What is expected
Output each record below exactly, and include all of them.

Data shown
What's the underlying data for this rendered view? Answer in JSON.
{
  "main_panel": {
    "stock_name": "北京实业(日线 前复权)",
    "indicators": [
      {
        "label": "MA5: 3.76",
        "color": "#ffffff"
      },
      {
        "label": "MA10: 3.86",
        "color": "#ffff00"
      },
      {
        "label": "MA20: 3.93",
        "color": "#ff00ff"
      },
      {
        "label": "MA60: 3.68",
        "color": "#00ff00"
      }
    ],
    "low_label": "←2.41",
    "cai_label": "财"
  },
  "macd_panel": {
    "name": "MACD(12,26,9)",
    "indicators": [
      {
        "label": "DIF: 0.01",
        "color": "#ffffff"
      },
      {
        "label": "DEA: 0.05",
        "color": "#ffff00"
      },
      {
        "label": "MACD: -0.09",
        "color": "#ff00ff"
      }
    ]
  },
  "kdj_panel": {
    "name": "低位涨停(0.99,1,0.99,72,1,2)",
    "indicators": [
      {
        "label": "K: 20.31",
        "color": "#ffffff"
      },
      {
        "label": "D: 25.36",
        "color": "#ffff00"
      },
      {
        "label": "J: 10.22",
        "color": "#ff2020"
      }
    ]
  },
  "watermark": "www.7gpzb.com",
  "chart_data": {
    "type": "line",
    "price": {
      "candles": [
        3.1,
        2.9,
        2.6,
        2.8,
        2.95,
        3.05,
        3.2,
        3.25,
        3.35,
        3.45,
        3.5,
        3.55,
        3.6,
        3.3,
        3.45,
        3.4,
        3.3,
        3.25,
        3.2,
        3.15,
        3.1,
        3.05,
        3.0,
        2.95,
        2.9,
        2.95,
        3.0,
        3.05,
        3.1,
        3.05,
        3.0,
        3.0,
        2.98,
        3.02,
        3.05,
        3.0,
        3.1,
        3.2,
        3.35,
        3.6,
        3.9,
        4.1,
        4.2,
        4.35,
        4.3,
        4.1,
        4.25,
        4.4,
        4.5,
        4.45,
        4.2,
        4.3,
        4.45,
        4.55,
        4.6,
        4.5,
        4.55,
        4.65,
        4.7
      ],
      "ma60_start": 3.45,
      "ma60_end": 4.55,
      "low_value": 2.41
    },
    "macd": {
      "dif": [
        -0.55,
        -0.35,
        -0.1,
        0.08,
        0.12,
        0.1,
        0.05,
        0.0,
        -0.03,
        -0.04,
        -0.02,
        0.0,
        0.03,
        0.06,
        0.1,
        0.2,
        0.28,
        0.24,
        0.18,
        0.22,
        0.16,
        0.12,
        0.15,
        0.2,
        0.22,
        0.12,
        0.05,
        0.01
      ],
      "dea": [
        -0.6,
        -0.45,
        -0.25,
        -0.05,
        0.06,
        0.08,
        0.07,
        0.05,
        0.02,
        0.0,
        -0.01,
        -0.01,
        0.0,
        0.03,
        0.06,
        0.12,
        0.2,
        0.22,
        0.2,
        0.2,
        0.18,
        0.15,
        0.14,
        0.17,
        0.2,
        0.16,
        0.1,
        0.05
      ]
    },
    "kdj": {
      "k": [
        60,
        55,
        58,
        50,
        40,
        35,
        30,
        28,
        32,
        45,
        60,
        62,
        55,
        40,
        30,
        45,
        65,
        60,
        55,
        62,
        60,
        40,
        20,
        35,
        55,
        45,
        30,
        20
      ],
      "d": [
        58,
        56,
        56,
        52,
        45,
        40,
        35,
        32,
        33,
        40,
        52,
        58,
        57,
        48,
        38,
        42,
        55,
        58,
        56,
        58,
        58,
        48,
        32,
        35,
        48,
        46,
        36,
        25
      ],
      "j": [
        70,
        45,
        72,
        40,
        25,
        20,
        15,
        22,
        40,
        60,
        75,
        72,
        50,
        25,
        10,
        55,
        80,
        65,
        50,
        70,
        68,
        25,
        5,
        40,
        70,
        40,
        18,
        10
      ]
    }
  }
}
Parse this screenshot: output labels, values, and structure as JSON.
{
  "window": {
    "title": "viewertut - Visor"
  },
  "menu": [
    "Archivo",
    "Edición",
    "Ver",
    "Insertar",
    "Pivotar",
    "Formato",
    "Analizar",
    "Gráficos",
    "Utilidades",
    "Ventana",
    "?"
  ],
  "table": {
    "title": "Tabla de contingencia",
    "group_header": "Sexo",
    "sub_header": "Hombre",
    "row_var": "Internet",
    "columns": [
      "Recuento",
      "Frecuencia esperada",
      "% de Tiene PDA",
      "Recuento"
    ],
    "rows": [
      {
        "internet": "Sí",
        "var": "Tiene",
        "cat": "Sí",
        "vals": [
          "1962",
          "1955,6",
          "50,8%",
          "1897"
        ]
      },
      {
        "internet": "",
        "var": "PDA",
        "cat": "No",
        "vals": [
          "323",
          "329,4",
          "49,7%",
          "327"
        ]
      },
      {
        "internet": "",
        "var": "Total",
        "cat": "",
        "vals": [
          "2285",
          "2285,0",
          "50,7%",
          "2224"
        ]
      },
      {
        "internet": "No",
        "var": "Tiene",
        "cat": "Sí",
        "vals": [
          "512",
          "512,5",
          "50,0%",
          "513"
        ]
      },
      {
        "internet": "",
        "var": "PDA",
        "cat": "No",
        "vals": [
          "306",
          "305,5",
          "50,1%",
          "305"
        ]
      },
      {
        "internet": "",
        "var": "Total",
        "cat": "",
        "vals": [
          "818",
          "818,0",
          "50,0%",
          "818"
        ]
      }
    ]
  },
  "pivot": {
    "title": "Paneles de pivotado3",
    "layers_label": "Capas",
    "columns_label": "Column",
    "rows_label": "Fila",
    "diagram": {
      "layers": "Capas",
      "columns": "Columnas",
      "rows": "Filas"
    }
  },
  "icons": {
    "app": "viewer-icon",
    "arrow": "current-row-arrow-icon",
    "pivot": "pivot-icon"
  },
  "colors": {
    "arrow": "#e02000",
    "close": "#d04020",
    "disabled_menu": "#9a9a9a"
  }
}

Output
What's the underlying data for this rendered view? Answer in JSON.
{
  "main_panel": {
    "stock_name": "北京实业(日线 前复权)",
    "indicators": [
      {
        "label": "MA5: 3.76",
        "color": "#ffffff"
      },
      {
        "label": "MA10: 3.86",
        "color": "#ffff00"
      },
      {
        "label": "MA20: 3.93",
        "color": "#ff00ff"
      },
      {
        "label": "MA60: 3.68",
        "color": "#00ff00"
      }
    ],
    "low_label": "←2.41",
    "cai_label": "财"
  },
  "macd_panel": {
    "name": "MACD(12,26,9)",
    "indicators": [
      {
        "label": "DIF: 0.01",
        "color": "#ffffff"
      },
      {
        "label": "DEA: 0.05",
        "color": "#ffff00"
      },
      {
        "label": "MACD: -0.09",
        "color": "#ff00ff"
      }
    ]
  },
  "kdj_panel": {
    "name": "低位涨停(0.99,1,0.99,72,1,2)",
    "indicators": [
      {
        "label": "K: 20.31",
        "color": "#ffffff"
      },
      {
        "label": "D: 25.36",
        "color": "#ffff00"
      },
      {
        "label": "J: 10.22",
        "color": "#ff2020"
      }
    ]
  },
  "watermark": "www.7gpzb.com",
  "chart_data": {
    "type": "line",
    "price": {
      "candles": [
        3.1,
        2.9,
        2.6,
        2.8,
        2.95,
        3.05,
        3.2,
        3.25,
        3.35,
        3.45,
        3.5,
        3.55,
        3.6,
        3.3,
        3.45,
        3.4,
        3.3,
        3.25,
        3.2,
        3.15,
        3.1,
        3.05,
        3.0,
        2.95,
        2.9,
        2.95,
        3.0,
        3.05,
        3.1,
        3.05,
        3.0,
        3.0,
        2.98,
        3.02,
        3.05,
        3.0,
        3.1,
        3.2,
        3.35,
        3.6,
        3.9,
        4.1,
        4.2,
        4.35,
        4.3,
        4.1,
        4.25,
        4.4,
        4.5,
        4.45,
        4.2,
        4.3,
        4.45,
        4.55,
        4.6,
        4.5,
        4.55,
        4.65,
        4.7
      ],
      "ma60_start": 3.45,
      "ma60_end": 4.55,
      "low_value": 2.41
    },
    "macd": {
      "dif": [
        -0.55,
        -0.35,
        -0.1,
        0.08,
        0.12,
        0.1,
        0.05,
        0.0,
        -0.03,
        -0.04,
        -0.02,
        0.0,
        0.03,
        0.06,
        0.1,
        0.2,
        0.28,
        0.24,
        0.18,
        0.22,
        0.16,
        0.12,
        0.15,
        0.2,
        0.22,
        0.12,
        0.05,
        0.01
      ],
      "dea": [
        -0.6,
        -0.45,
        -0.25,
        -0.05,
        0.06,
        0.08,
        0.07,
        0.05,
        0.02,
        0.0,
        -0.01,
        -0.01,
        0.0,
        0.03,
        0.06,
        0.12,
        0.2,
        0.22,
        0.2,
        0.2,
        0.18,
        0.15,
        0.14,
        0.17,
        0.2,
        0.16,
        0.1,
        0.05
      ]
    },
    "kdj": {
      "k": [
        60,
        55,
        58,
        50,
        40,
        35,
        30,
        28,
        32,
        45,
        60,
        62,
        55,
        40,
        30,
        45,
        65,
        60,
        55,
        62,
        60,
        40,
        20,
        35,
        55,
        45,
        30,
        20
      ],
      "d": [
        58,
        56,
        56,
        52,
        45,
        40,
        35,
        32,
        33,
        40,
        52,
        58,
        57,
        48,
        38,
        42,
        55,
        58,
        56,
        58,
        58,
        48,
        32,
        35,
        48,
        46,
        36,
        25
      ],
      "j": [
        70,
        45,
        72,
        40,
        25,
        20,
        15,
        22,
        40,
        60,
        75,
        72,
        50,
        25,
        10,
        55,
        80,
        65,
        50,
        70,
        68,
        25,
        5,
        40,
        70,
        40,
        18,
        10
      ]
    }
  }
}
Parse this screenshot: output labels, values, and structure as JSON.
{
  "window": {
    "title": "viewertut - Visor"
  },
  "menu": [
    "Archivo",
    "Edición",
    "Ver",
    "Insertar",
    "Pivotar",
    "Formato",
    "Analizar",
    "Gráficos",
    "Utilidades",
    "Ventana",
    "?"
  ],
  "table": {
    "title": "Tabla de contingencia",
    "group_header": "Sexo",
    "sub_header": "Hombre",
    "row_var": "Internet",
    "columns": [
      "Recuento",
      "Frecuencia esperada",
      "% de Tiene PDA",
      "Recuento"
    ],
    "rows": [
      {
        "internet": "Sí",
        "var": "Tiene",
        "cat": "Sí",
        "vals": [
          "1962",
          "1955,6",
          "50,8%",
          "1897"
        ]
      },
      {
        "internet": "",
        "var": "PDA",
        "cat": "No",
        "vals": [
          "323",
          "329,4",
          "49,7%",
          "327"
        ]
      },
      {
        "internet": "",
        "var": "Total",
        "cat": "",
        "vals": [
          "2285",
          "2285,0",
          "50,7%",
          "2224"
        ]
      },
      {
        "internet": "No",
        "var": "Tiene",
        "cat": "Sí",
        "vals": [
          "512",
          "512,5",
          "50,0%",
          "513"
        ]
      },
      {
        "internet": "",
        "var": "PDA",
        "cat": "No",
        "vals": [
          "306",
          "305,5",
          "50,1%",
          "305"
        ]
      },
      {
        "internet": "",
        "var": "Total",
        "cat": "",
        "vals": [
          "818",
          "818,0",
          "50,0%",
          "818"
        ]
      }
    ]
  },
  "pivot": {
    "title": "Paneles de pivotado3",
    "layers_label": "Capas",
    "columns_label": "Column",
    "rows_label": "Fila",
    "diagram": {
      "layers": "Capas",
      "columns": "Columnas",
      "rows": "Filas"
    }
  },
  "icons": {
    "app": "viewer-icon",
    "arrow": "current-row-arrow-icon",
    "pivot": "pivot-icon"
  },
  "colors": {
    "arrow": "#e02000",
    "close": "#d04020",
    "disabled_menu": "#9a9a9a"
  }
}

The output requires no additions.